Mr. Weldon was born in Virginia in 1830. He came to Texas in 1852, 22 years old, and began his career as a dry goods clerk. The habits of industry and economy of the dry goods clerk has been Mr. Weldon’s stake and stay as the man of business. Experience and maturer years have given him better business judgment; arid perhaps greater caution, but the traits of character essential to success, was formed in his younger days.

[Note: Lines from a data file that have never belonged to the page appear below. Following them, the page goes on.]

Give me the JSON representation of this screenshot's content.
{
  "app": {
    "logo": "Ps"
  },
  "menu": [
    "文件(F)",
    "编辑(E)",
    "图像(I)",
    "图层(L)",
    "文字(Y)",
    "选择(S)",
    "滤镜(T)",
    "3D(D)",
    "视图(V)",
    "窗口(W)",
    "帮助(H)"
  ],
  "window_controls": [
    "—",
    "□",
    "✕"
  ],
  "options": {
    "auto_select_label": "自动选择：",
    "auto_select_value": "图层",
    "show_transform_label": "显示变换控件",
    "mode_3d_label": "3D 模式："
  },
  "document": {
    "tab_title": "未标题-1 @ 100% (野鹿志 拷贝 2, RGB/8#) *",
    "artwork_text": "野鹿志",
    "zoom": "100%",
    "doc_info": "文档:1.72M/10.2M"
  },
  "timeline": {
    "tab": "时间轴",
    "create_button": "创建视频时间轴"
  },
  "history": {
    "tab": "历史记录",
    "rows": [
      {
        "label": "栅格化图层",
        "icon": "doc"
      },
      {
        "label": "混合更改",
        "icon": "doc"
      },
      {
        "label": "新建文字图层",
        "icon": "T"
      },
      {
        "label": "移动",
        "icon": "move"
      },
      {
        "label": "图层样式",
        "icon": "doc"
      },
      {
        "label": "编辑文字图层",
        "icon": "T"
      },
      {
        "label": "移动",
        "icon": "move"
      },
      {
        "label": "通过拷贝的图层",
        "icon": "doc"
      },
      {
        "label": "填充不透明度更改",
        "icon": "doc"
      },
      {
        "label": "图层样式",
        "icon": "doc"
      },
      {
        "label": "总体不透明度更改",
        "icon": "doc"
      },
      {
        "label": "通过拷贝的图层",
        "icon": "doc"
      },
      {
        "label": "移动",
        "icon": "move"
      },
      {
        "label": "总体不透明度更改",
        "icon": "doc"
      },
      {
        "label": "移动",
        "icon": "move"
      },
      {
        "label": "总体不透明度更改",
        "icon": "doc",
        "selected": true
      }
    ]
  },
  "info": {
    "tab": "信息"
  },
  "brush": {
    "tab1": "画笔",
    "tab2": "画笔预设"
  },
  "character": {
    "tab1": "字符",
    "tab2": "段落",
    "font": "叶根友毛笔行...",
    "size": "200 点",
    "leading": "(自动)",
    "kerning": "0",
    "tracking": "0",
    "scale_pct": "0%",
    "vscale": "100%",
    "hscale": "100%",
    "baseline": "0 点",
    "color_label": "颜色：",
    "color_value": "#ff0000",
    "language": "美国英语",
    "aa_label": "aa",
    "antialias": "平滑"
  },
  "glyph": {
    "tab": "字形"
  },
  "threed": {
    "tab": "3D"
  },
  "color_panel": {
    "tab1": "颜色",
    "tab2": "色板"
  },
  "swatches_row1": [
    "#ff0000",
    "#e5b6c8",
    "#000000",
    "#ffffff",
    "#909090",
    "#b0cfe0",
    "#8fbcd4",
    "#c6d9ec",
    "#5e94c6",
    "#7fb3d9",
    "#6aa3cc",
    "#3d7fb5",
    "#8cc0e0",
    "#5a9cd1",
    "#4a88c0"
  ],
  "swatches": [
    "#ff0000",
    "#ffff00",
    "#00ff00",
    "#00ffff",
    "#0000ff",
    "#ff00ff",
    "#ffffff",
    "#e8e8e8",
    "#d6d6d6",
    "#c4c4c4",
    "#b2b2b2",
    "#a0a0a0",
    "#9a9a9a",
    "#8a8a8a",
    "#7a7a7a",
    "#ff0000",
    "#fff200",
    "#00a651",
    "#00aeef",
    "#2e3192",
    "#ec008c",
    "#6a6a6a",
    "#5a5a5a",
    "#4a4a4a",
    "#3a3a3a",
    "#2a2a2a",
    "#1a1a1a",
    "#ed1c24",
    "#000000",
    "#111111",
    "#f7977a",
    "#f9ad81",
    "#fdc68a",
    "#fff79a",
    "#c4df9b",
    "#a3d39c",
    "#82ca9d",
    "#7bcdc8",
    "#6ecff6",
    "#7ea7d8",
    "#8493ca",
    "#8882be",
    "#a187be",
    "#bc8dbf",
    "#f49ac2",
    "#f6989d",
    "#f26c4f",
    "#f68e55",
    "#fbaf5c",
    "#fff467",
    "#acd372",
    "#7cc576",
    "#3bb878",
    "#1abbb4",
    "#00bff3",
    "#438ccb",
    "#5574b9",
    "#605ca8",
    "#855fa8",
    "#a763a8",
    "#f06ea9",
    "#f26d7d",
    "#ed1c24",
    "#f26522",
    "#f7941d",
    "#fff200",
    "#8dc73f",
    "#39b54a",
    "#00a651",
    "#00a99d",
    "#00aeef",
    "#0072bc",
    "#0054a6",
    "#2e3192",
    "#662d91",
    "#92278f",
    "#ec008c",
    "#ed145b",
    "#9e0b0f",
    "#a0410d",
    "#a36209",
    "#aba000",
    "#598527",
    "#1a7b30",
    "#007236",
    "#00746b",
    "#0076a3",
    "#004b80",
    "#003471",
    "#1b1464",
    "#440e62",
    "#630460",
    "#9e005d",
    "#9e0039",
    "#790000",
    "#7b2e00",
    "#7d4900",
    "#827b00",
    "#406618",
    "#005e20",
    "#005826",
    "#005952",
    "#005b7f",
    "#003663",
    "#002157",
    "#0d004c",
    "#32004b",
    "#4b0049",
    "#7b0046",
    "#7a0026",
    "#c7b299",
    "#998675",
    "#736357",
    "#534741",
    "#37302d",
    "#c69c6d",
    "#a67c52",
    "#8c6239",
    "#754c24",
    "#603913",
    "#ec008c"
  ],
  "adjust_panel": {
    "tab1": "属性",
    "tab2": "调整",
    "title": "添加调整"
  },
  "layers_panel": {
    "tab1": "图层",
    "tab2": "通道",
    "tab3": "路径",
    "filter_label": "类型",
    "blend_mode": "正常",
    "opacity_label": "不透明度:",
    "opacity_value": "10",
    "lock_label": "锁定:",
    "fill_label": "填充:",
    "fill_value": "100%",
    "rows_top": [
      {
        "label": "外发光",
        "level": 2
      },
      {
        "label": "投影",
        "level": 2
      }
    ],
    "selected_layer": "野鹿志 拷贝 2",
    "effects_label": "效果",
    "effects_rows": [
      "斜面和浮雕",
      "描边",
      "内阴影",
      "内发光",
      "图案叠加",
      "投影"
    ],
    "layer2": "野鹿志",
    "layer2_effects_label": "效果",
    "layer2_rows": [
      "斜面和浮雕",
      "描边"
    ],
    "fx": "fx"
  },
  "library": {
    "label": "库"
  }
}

Mr. Weldon is president of the First National Bank of Honey Grove, and a large stockholder in the First National Bank of Bon-ham. He is probably the most extensive banker in the county. Whenever an enterprise of merit is to be assisted, Mr Weldon can be found to the front, ready with his means and superior judgment to aid and forward it. There are scores o f men in Fannin County who can attest his readiness to accommodate and befriend men who are worthy of his confidence, and who are ready to say “long may he live to enjoy what his indomitable energy, pluck and industry have lain aside for himself and family.